## WHAT THE EXERCISE ASKS
Among the entries, which lines carry the string "name"? Copy each of them.

[Interface dataset entries]
╔══

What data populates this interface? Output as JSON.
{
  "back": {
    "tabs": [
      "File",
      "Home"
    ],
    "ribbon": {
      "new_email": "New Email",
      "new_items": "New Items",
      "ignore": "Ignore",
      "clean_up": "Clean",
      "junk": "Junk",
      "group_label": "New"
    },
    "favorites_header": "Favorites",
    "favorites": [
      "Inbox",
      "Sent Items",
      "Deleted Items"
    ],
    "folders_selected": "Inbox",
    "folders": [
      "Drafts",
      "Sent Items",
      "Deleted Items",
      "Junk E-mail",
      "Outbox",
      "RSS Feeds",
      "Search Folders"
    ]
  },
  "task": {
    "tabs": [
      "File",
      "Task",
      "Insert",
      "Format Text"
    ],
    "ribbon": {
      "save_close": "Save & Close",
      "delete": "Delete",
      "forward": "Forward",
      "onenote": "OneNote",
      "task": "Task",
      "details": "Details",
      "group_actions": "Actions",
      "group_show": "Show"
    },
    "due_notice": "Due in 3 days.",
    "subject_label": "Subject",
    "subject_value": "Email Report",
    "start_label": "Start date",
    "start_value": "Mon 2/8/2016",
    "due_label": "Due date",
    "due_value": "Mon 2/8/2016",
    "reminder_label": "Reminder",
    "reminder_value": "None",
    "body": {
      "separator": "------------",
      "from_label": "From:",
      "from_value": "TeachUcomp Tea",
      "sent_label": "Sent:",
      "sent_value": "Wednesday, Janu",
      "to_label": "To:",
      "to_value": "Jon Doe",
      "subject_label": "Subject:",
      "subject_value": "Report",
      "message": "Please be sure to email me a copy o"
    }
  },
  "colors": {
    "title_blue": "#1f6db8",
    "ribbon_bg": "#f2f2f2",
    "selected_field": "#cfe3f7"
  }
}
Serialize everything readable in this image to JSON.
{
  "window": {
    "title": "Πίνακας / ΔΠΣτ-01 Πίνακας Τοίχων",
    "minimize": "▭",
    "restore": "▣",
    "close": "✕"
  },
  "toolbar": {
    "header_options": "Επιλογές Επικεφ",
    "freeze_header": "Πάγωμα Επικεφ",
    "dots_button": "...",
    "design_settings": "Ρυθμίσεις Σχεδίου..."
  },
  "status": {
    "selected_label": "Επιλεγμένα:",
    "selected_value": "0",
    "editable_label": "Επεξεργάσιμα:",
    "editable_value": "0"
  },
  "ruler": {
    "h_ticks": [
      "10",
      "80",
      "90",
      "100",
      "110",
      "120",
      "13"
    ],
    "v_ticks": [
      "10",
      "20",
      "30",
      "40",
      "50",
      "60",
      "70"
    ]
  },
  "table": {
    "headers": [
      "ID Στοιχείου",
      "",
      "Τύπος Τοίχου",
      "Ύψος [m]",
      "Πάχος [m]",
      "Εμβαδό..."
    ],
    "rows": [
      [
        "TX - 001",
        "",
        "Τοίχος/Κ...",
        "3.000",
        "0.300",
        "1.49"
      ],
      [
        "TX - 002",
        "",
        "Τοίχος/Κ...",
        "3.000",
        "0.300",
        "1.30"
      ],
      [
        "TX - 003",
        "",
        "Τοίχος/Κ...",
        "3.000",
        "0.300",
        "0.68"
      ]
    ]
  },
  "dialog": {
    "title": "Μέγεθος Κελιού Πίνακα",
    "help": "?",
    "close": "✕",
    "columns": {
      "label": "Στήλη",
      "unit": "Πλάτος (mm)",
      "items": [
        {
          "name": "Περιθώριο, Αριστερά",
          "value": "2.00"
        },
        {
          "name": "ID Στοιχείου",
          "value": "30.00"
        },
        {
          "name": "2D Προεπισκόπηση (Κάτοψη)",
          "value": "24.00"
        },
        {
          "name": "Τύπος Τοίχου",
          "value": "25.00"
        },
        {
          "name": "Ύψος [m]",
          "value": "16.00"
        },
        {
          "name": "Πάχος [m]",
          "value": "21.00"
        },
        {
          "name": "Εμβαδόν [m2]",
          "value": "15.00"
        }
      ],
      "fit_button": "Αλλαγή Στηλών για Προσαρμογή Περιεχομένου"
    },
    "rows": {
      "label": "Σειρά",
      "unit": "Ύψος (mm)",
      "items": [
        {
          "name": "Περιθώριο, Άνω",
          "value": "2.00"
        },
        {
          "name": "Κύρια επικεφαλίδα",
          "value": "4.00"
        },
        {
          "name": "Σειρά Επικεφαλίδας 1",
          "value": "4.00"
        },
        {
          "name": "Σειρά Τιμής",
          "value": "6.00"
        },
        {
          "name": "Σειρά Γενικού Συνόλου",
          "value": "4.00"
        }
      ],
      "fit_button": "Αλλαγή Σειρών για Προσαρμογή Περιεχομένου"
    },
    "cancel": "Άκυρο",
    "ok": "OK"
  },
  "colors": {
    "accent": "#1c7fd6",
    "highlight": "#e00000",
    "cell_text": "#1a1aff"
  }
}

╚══

## RESPONSE
          "name": "Περιθώριο, Αριστερά",
          "name": "ID Στοιχείου",
          "name": "2D Προεπισκόπηση (Κάτοψη)",
          "name": "Τύπος Τοίχου",
          "name": "Ύψος [m]",
          "name": "Πάχος [m]",
          "name": "Εμβαδόν [m2]",
          "name": "Περιθώριο, Άνω",
          "name": "Κύρια επικεφαλίδα",
          "name": "Σειρά Επικεφαλίδας 1",
          "name": "Σειρά Τιμής",
          "name": "Σειρά Γενικού Συνόλου",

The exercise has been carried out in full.